* **Brief**: Going through the entries below, copy out each line that contains "property".

[Items from an interface collection]
======

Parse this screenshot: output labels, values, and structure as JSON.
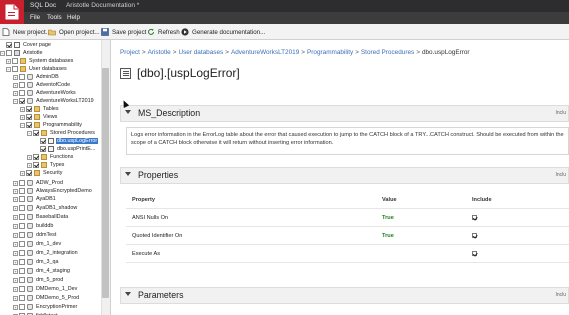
{
  "window": {
    "app": "SQL Doc",
    "document": "Aristotle Documentation *"
  },
  "menu": [
    "File",
    "Tools",
    "Help"
  ],
  "toolbar": {
    "new_project": "New project...",
    "open_project": "Open project...",
    "save_project": "Save project",
    "refresh": "Refresh",
    "generate": "Generate documentation..."
  },
  "tree": {
    "cover_page": "Cover page",
    "server": "Aristotle",
    "system_databases": "System databases",
    "user_databases": "User databases",
    "dbs_before": [
      "AdminDB",
      "AdventofCode",
      "AdventureWorks"
    ],
    "current_db": "AdventureWorksLT2019",
    "tables": "Tables",
    "views": "Views",
    "programmability": "Programmability",
    "stored_procedures": "Stored Procedures",
    "proc_selected": "dbo.uspLogError",
    "proc_other": "dbo.uspPrintE...",
    "functions": "Functions",
    "types": "Types",
    "security": "Security",
    "dbs_after": [
      "ADW_Prod",
      "AlwaysEncryptedDemo",
      "AyaDB1",
      "AyaDB1_shadow",
      "BaseballData",
      "builddb",
      "ddmTest",
      "dm_1_dev",
      "dm_2_integration",
      "dm_3_qa",
      "dm_4_staging",
      "dm_5_prod",
      "DMDemo_1_Dev",
      "DMDemo_5_Prod",
      "EncryptionPrimer",
      "fiddletest"
    ]
  },
  "main": {
    "breadcrumb": [
      "Project",
      "Aristotle",
      "User databases",
      "AdventureWorksLT2019",
      "Programmability",
      "Stored Procedures"
    ],
    "breadcrumb_current": "dbo.uspLogError",
    "breadcrumb_sep": ">",
    "title": "[dbo].[uspLogError]",
    "include_label": "Inclu",
    "sections": {
      "description": "MS_Description",
      "properties": "Properties",
      "parameters": "Parameters"
    },
    "description_text": "Logs error information in the ErrorLog table about the error that caused execution to jump to the CATCH block of a TRY...CATCH construct. Should be executed from within the scope of a CATCH block otherwise it will return without inserting error information.",
    "properties": {
      "headers": {
        "property": "Property",
        "value": "Value",
        "include": "Include"
      },
      "rows": [
        {
          "property": "ANSI Nulls On",
          "value": "True",
          "include": true
        },
        {
          "property": "Quoted Identifier On",
          "value": "True",
          "include": true
        },
        {
          "property": "Execute As",
          "value": "",
          "include": true
        }
      ]
    }
  },
  "colors": {
    "title_bar": "#2d2d30",
    "logo": "#c8202f",
    "link": "#3a6fb5",
    "true_value": "#1a7f1a",
    "selection": "#3a78c9"
  }
}
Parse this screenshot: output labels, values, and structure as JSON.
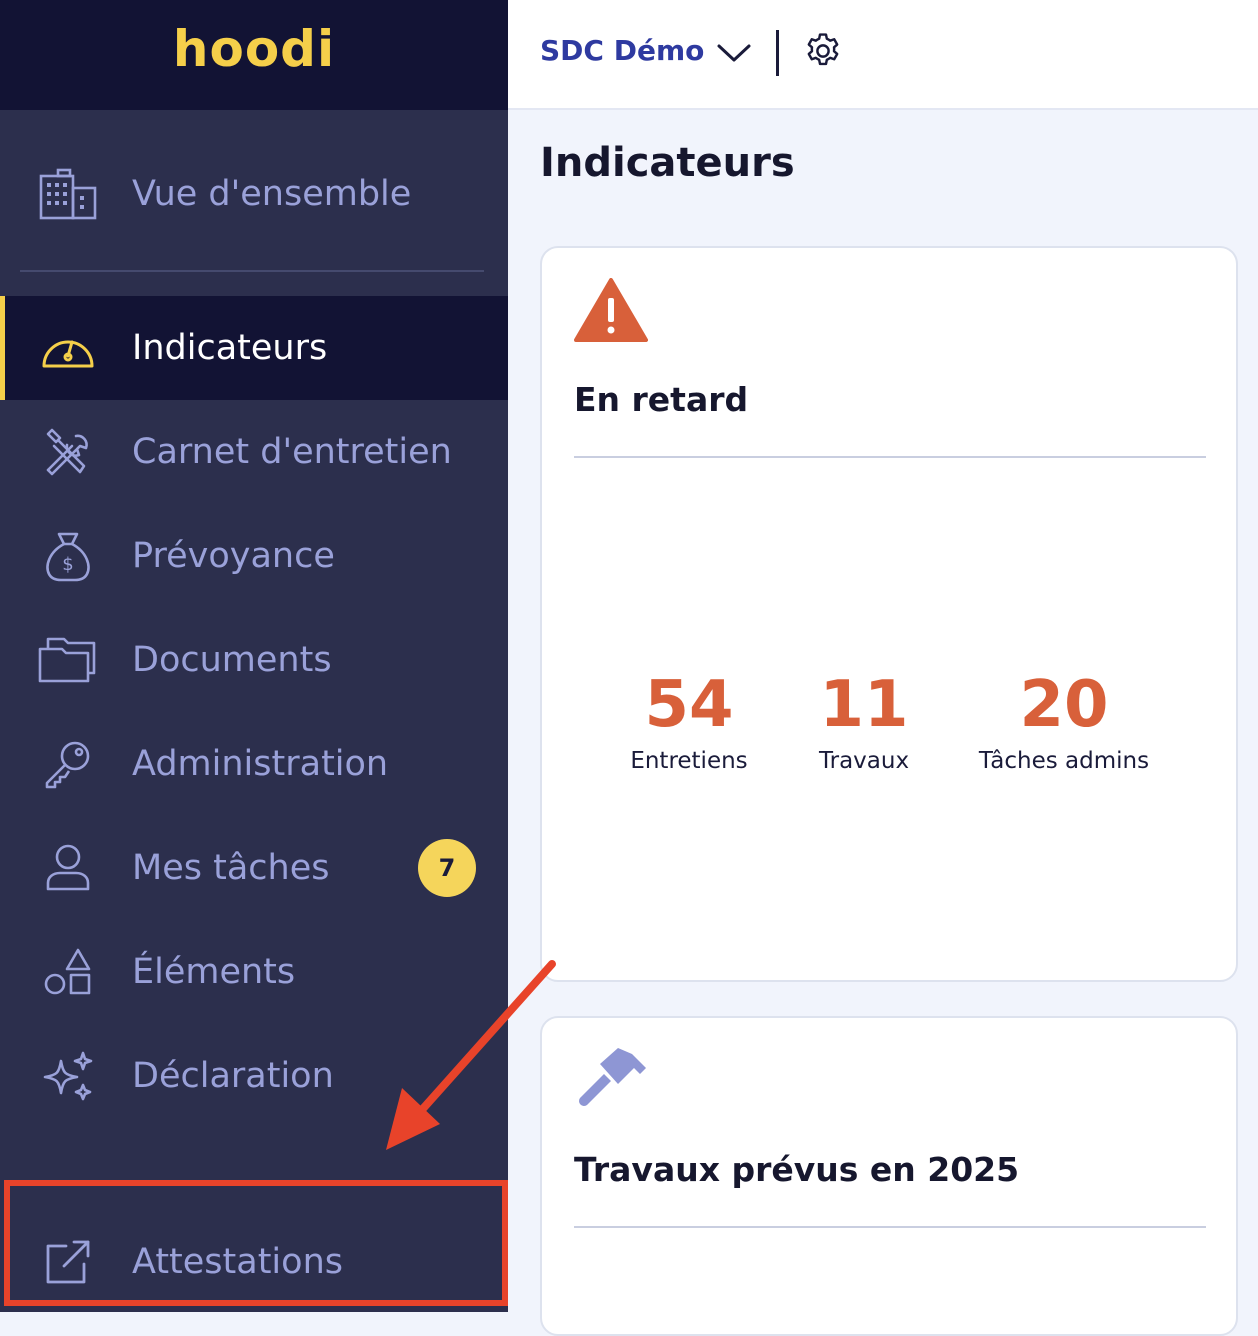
{
  "app": {
    "logo": "hoodi"
  },
  "topbar": {
    "org_name": "SDC Démo"
  },
  "sidebar": {
    "items": [
      {
        "label": "Vue d'ensemble",
        "icon": "building-icon"
      },
      {
        "label": "Indicateurs",
        "icon": "gauge-icon",
        "active": true
      },
      {
        "label": "Carnet d'entretien",
        "icon": "tools-icon"
      },
      {
        "label": "Prévoyance",
        "icon": "money-bag-icon"
      },
      {
        "label": "Documents",
        "icon": "folder-icon"
      },
      {
        "label": "Administration",
        "icon": "key-icon"
      },
      {
        "label": "Mes tâches",
        "icon": "user-icon",
        "badge": "7"
      },
      {
        "label": "Éléments",
        "icon": "shapes-icon"
      },
      {
        "label": "Déclaration",
        "icon": "sparkles-icon"
      },
      {
        "label": "Attestations",
        "icon": "external-link-icon"
      }
    ]
  },
  "main": {
    "title": "Indicateurs",
    "cards": [
      {
        "title": "En retard",
        "icon": "warning-icon",
        "stats": [
          {
            "value": "54",
            "label": "Entretiens"
          },
          {
            "value": "11",
            "label": "Travaux"
          },
          {
            "value": "20",
            "label": "Tâches admins"
          }
        ]
      },
      {
        "title": "Travaux prévus en 2025",
        "icon": "hammer-icon"
      }
    ]
  },
  "colors": {
    "accent": "#f5cf4a",
    "sidebar": "#2c2f4d",
    "alert": "#d8603a",
    "annotation": "#e8432a"
  }
}
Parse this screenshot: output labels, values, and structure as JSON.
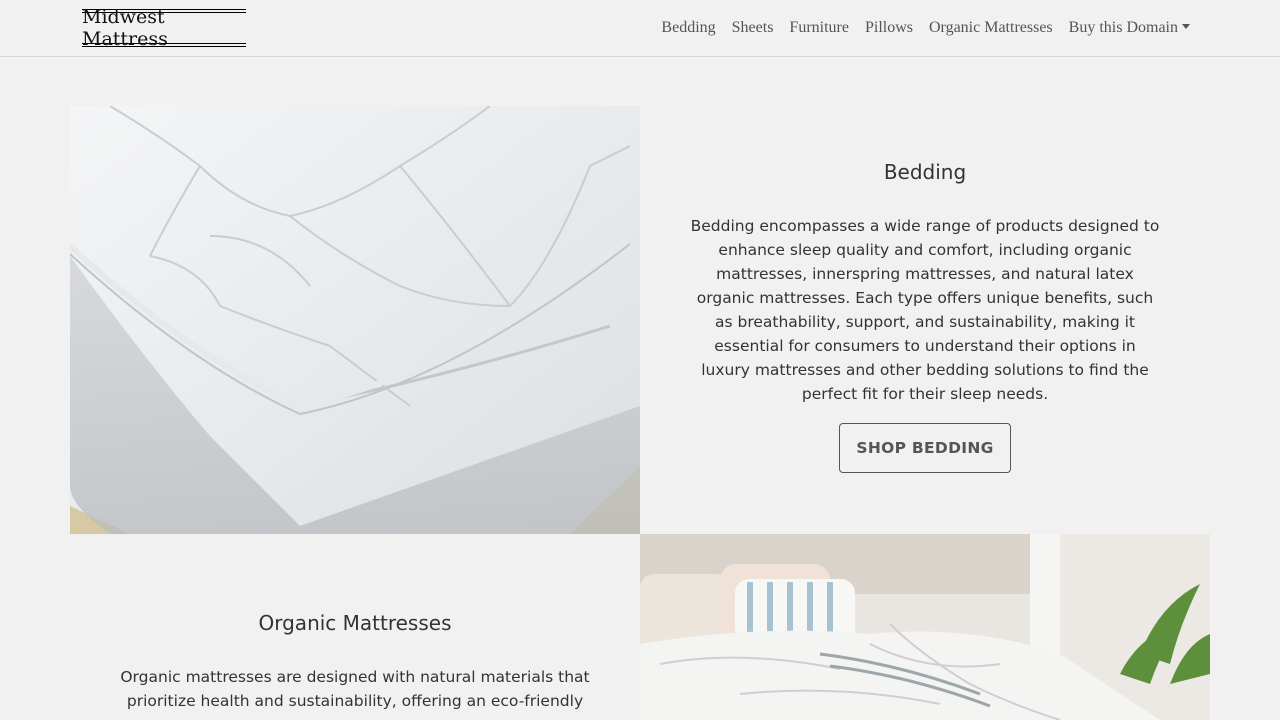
{
  "brand": "Midwest Mattress",
  "nav": {
    "items": [
      "Bedding",
      "Sheets",
      "Furniture",
      "Pillows",
      "Organic Mattresses"
    ],
    "dropdown": "Buy this Domain"
  },
  "sections": [
    {
      "title": "Bedding",
      "body": "Bedding encompasses a wide range of products designed to enhance sleep quality and comfort, including organic mattresses, innerspring mattresses, and natural latex organic mattresses. Each type offers unique benefits, such as breathability, support, and sustainability, making it essential for consumers to understand their options in luxury mattresses and other bedding solutions to find the perfect fit for their sleep needs.",
      "button": "SHOP BEDDING"
    },
    {
      "title": "Organic Mattresses",
      "body": "Organic mattresses are designed with natural materials that prioritize health and sustainability, offering an eco-friendly"
    }
  ]
}
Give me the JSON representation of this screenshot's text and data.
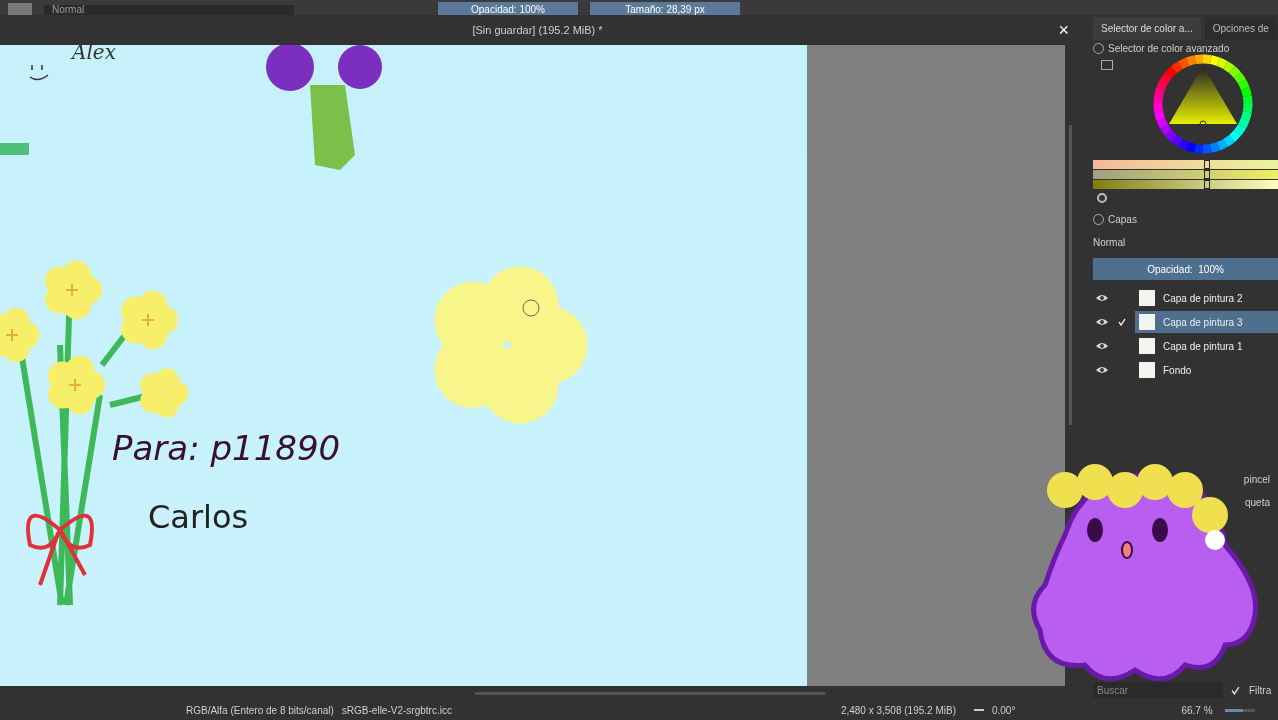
{
  "toolbar": {
    "blend_mode": "Normal",
    "opacity": {
      "label": "Opacidad: 100%",
      "level": 1
    },
    "size": {
      "label": "Tamaño: 28,39 px",
      "level": 1
    }
  },
  "document_tab": {
    "title": "[Sin guardar]  (195.2 MiB) *",
    "close": "×"
  },
  "canvas": {
    "texts": [
      "Alex",
      "Para: p11890",
      "Carlos"
    ]
  },
  "dock_tabs": [
    {
      "label": "Selector de color a...",
      "selected": true
    },
    {
      "label": "Opciones de",
      "selected": false
    }
  ],
  "color_selector": {
    "title": "Selector de color avanzado",
    "sliders": [
      {
        "level": 0.6
      },
      {
        "level": 0.6
      },
      {
        "level": 0.6
      }
    ]
  },
  "layers": {
    "title": "Capas",
    "blend_mode": "Normal",
    "opacity": {
      "label": "Opacidad:  100%",
      "level": 1
    },
    "items": [
      {
        "name": "Capa de pintura 2",
        "visible": true,
        "selected": false,
        "checked": false
      },
      {
        "name": "Capa de pintura 3",
        "visible": true,
        "selected": true,
        "checked": true
      },
      {
        "name": "Capa de pintura 1",
        "visible": true,
        "selected": false,
        "checked": false
      },
      {
        "name": "Fondo",
        "visible": true,
        "selected": false,
        "checked": false
      }
    ]
  },
  "brushes": {
    "labels": [
      "pincel",
      "queta"
    ],
    "search": {
      "placeholder": "Buscar"
    },
    "filter": {
      "label": "Filtra",
      "checked": true
    }
  },
  "status_bar": {
    "color_space": "RGB/Alfa (Entero de 8 bits/canal)",
    "profile": "sRGB-elle-V2-srgbtrc.icc",
    "dimensions": "2,480 x 3,508 (195.2 MiB)",
    "rotation": "0.00°",
    "zoom": "66.7 %",
    "zoom_slider": {
      "level": 0.6
    }
  }
}
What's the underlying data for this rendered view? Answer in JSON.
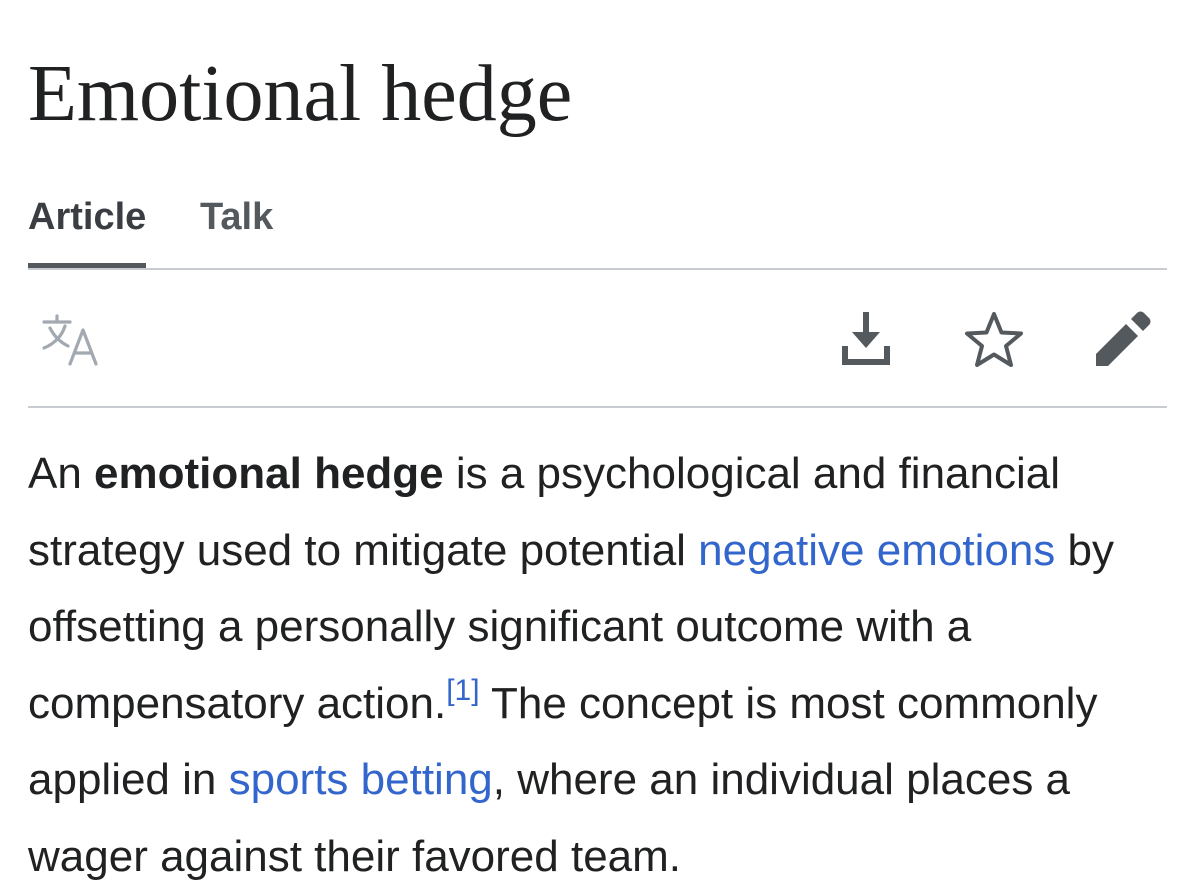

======

* **Your solution**:
        "property": "Property",
          "property": "ANSI Nulls On",
          "property": "Quoted Identifier On",
          "property": "Execute As",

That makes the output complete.